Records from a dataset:
-.-.-
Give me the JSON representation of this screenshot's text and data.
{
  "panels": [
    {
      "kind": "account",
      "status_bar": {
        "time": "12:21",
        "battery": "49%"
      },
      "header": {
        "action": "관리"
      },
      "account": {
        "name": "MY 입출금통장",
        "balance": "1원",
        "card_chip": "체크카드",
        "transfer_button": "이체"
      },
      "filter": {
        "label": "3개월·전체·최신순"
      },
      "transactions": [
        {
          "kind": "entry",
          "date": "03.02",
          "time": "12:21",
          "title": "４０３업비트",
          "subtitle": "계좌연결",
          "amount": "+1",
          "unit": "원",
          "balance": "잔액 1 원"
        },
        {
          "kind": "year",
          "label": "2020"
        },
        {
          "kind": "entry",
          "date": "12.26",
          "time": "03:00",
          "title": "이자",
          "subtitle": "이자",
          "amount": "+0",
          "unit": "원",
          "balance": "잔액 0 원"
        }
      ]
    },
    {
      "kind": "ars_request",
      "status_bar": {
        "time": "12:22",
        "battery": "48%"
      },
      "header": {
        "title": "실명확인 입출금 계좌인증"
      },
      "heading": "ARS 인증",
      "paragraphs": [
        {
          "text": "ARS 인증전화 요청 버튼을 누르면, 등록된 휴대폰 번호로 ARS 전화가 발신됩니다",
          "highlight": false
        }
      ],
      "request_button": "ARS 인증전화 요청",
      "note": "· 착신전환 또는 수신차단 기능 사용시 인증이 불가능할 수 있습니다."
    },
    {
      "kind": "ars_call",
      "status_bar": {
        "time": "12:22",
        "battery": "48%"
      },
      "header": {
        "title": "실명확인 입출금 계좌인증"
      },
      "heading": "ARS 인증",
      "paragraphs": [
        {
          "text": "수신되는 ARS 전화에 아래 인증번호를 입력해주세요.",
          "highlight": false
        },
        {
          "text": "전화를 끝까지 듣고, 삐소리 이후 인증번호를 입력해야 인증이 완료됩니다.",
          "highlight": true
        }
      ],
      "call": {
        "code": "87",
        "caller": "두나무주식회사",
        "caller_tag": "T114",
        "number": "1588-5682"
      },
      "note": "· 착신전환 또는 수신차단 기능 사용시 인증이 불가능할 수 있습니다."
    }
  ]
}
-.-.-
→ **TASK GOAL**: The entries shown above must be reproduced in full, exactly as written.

→ **RESPONSE FOR THIS EXERCISE**:
Give me the JSON representation of this screenshot's text and data.
{
  "panels": [
    {
      "kind": "account",
      "status_bar": {
        "time": "12:21",
        "battery": "49%"
      },
      "header": {
        "action": "관리"
      },
      "account": {
        "name": "MY 입출금통장",
        "balance": "1원",
        "card_chip": "체크카드",
        "transfer_button": "이체"
      },
      "filter": {
        "label": "3개월·전체·최신순"
      },
      "transactions": [
        {
          "kind": "entry",
          "date": "03.02",
          "time": "12:21",
          "title": "４０３업비트",
          "subtitle": "계좌연결",
          "amount": "+1",
          "unit": "원",
          "balance": "잔액 1 원"
        },
        {
          "kind": "year",
          "label": "2020"
        },
        {
          "kind": "entry",
          "date": "12.26",
          "time": "03:00",
          "title": "이자",
          "subtitle": "이자",
          "amount": "+0",
          "unit": "원",
          "balance": "잔액 0 원"
        }
      ]
    },
    {
      "kind": "ars_request",
      "status_bar": {
        "time": "12:22",
        "battery": "48%"
      },
      "header": {
        "title": "실명확인 입출금 계좌인증"
      },
      "heading": "ARS 인증",
      "paragraphs": [
        {
          "text": "ARS 인증전화 요청 버튼을 누르면, 등록된 휴대폰 번호로 ARS 전화가 발신됩니다",
          "highlight": false
        }
      ],
      "request_button": "ARS 인증전화 요청",
      "note": "· 착신전환 또는 수신차단 기능 사용시 인증이 불가능할 수 있습니다."
    },
    {
      "kind": "ars_call",
      "status_bar": {
        "time": "12:22",
        "battery": "48%"
      },
      "header": {
        "title": "실명확인 입출금 계좌인증"
      },
      "heading": "ARS 인증",
      "paragraphs": [
        {
          "text": "수신되는 ARS 전화에 아래 인증번호를 입력해주세요.",
          "highlight": false
        },
        {
          "text": "전화를 끝까지 듣고, 삐소리 이후 인증번호를 입력해야 인증이 완료됩니다.",
          "highlight": true
        }
      ],
      "call": {
        "code": "87",
        "caller": "두나무주식회사",
        "caller_tag": "T114",
        "number": "1588-5682"
      },
      "note": "· 착신전환 또는 수신차단 기능 사용시 인증이 불가능할 수 있습니다."
    }
  ]
}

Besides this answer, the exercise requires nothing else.